In 90 minutes the inner diameter of the arteries was found to be reduced by half on average – from 5.1 percent to 2.8 percent on an avaerage. The effect was noted to be due to the excess caffeine, taurine and sugar content of these drinks. Other herbal components of the drink too affected the endothelial layer say the researchers.

The primary culprit was found to be sugar. It was seen that 12 ounces of Red Bull contains 37 grams or over nine teaspoons of sugar. Such high amounts of sugar can lead to blood vessel contraction explain the researchers. Caffeine too has been found to be responsible for contraction of blood vessels by releasing adrenaline – a hormone that causes the heart to pump up and raises blood pressure. These energy drinks contain around 80mg of caffeine per 250 ml of the drink. This is equivalent to around 2.5 cans of cola.

This study is a warning say experts about the harm these drinks can cause.

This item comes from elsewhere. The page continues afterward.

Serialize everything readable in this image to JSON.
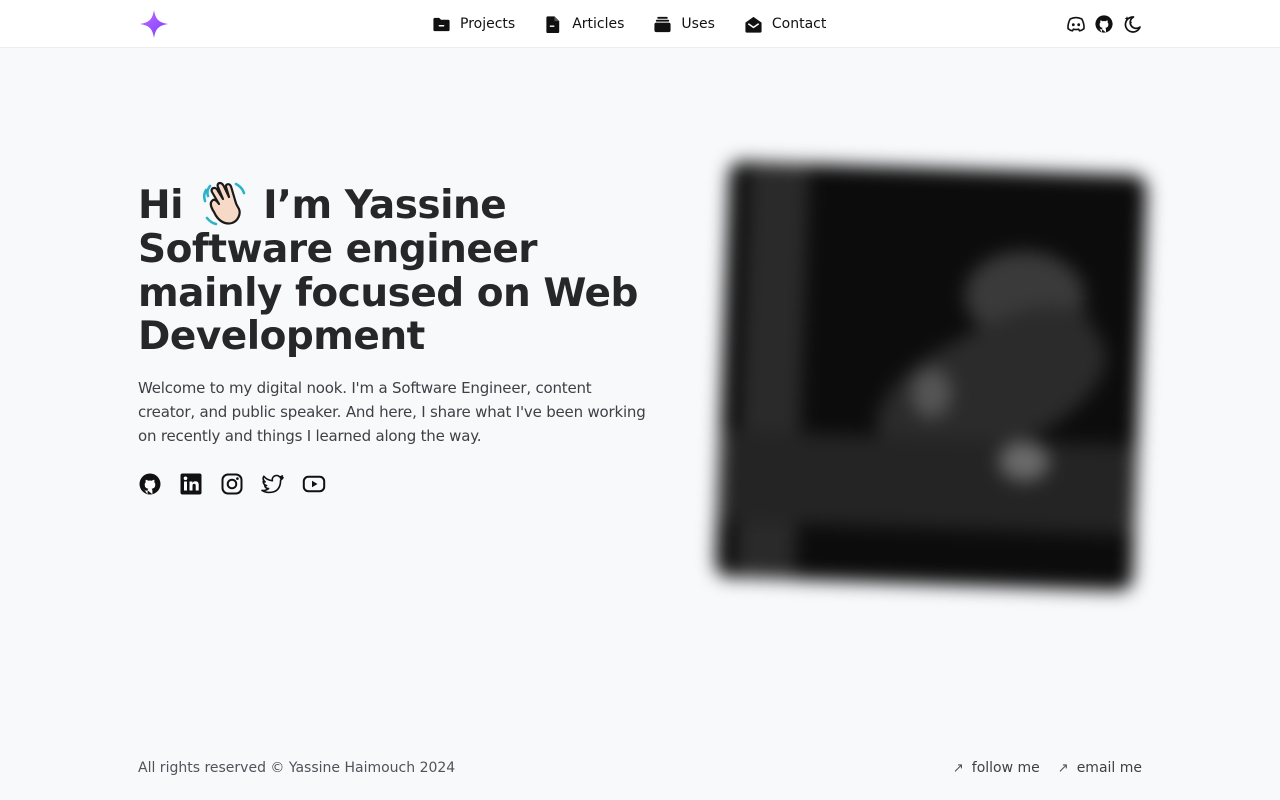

According to the reports from the National Center for Complementary and Integrative Health around one third of teenagers between ages 12 and 17 regularly take these energy drinks. Dr John Higgins, the study leader, said, “As energy drinks are becoming more and more popular, it is important to study the effects of these drinks on those who frequently drink them and better determine what, if any, is a safe consumption pattern.”

The results of this study will be presented at the American Heart Association’s Scientific Sessions 2018 in Chicago between 10th to 12th November.

Posted in: Men’s Health News | Medical Research News | Women’s Health News

Tags: Adrenaline, Blood, Blood Pressure, Blood Vessel, Blood Vessels, Caffeine, Diabetes, Heart, Heart Attack, Hormone, Medical School, Metabolic Disorders, Metabolic Syndrome, Nerve, Stomach, Taurine, Ultrasound

Tagged with:

About author

Related Articles